Peoria Journal Star

May 30, 2001

Coaxing Congress 
 Peoria native Nelson Litterst has an acute case of 'Potomac fever.'


Nelson Litterst used a lot of shoe leather last week, hustling between
meetings at the White House and Capitol Hill to help shepherd President Bush's legislative agenda through the House. 

The 34-year-old Peoria native helped round up key House Republicans
for a sit-down with Bush to ensure broad support for his education plan. It passed the House overwhelmingly later that day. 

Litterst and a colleague worked behind the scenes during two days of
inconclusive hearings on the California energy crisis to reinforce White
House opposition to energy price caps. 

And he stuck it out until Saturday, when Congress gave final approval
to Bush's tax-cut package. 

"It's been a pretty positive legislative week," said Litterst, one of 13
White House congressional lobbyists. 

He's no doubt relieved he's not assigned to the Senate, where his
counterparts were criticized after U.S. Sen. James Jeffords of Vermont
quit the GOP to become an independent, thus giving Democrats control
of the Senate. 

Litterst is one of five liaisons to the 435-member House.
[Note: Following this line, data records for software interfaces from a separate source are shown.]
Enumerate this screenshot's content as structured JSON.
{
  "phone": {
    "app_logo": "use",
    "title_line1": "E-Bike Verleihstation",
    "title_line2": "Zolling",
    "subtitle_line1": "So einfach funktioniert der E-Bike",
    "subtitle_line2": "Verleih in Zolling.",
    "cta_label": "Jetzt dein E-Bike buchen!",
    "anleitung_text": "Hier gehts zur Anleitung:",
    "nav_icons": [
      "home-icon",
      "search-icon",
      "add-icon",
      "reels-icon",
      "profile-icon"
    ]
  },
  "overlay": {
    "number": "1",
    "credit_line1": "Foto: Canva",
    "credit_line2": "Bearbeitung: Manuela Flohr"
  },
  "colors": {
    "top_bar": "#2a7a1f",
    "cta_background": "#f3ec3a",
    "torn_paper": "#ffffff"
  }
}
Each must
know how 80-plus members plan to vote on any given piece of
legislation. And they field requests and complaints from House members.

His job is to inform, educate, persuade, cajole and sweet-talk members, particularly independent-minded Republicans and wary Democrats, to support Bush's agenda. 

When Congress is in session, Litterst spends more time on Capitol Hill
than in his shared office on the first floor of the White House's East

"A lot of it is just being up there, being visible . . . we're an extension of the president on Capitol Hill," he said. As he walks the halls of House office buildings and the Capitol between meetings, he stops often to greet House members. 

"Most have something they want to bring up with us, everything from
legislation to trying to get a birthday greeting from the president for a
constituent," Litterst said. 

Litterst knows these hallways well. In 1988, he worked as a college
intern for then-House Minority Leader Bob Michel, R-Peoria. He was hired by Michel's chief of staff at the time, Ray LaHood, who was elected to the seat after Michel retired. 

"I was out here for a summer and just got Potomac Fever," Litterst said. "I fell in love with the place." 

Born and raised in Peoria, Litterst graduated from Woodruff High School
in 1985 and Indiana University in 1989. He then joined Michel's office as a full-time staff assistant, answering phones and making copies. It was during the first Bush presidency. 

"It was really just a phenomenal learning experience at one of the best
places because Bob Michel always ran his office like family," Litterst

Litterst worked for two years as a legislative assistant to then-U.S.
Rep. Gary Franks, a Republican from Connecticut. 

Then, he polished his lobbying skills at the National Federation of
Independent Business, the largest small-business advocacy group in the country, ultimately directing its House lobbying office. 

The relationships he made in that job prepared him for the White House position. 

Even liberal House members like U.S. Rep. Rod Blagojevich, D-Chicago, praise his deftness. 

"His approach is very polite, respectful, and the case he makes is based on the substance of the matter with an understanding and sensitivity to the individual member's district and political concerns," said Blagojevich. "When I heard he was taking a pay cut to work at the White House, I was actually kind of proud of him and happy for him...." 

In a town where relationships can mean everything, Litterst maintains
strong ties with those he worked with in Michel's office. One of his
oldest friends in Washington is John Feehery, press secretary to House
Speaker Dennis Hastert, R-Yorkville. He and Feehery, who was in
Litterst' wedding three years ago, started work in Michel's office the
same week. 

And it was LaHood, whose eldest son was a teen-age pal of Litterst,
who helped him into the world of politics in 1988 and recommended him for the White House job. 

Litterst's focus on energy and environmental issues puts him in the
middle of a controversial decision the Bush White House must make
affecting Illinois' ethanol industry. 

LaHood and other Illinois lawmakers hope Litterst is more sensitive to
Illinois' needs because he grew up there. 

But Litterst knows who his boss is. "My ultimate responsibility is to the
president of the United States. I serve at the pleasure of the president
and my key goal is to do what he believes is best for the country," he

The job requires thick skin. 

"Absolutely the hardest part of the job is saying no to somebody or
saying something that you know they don't want to hear," Litterst said.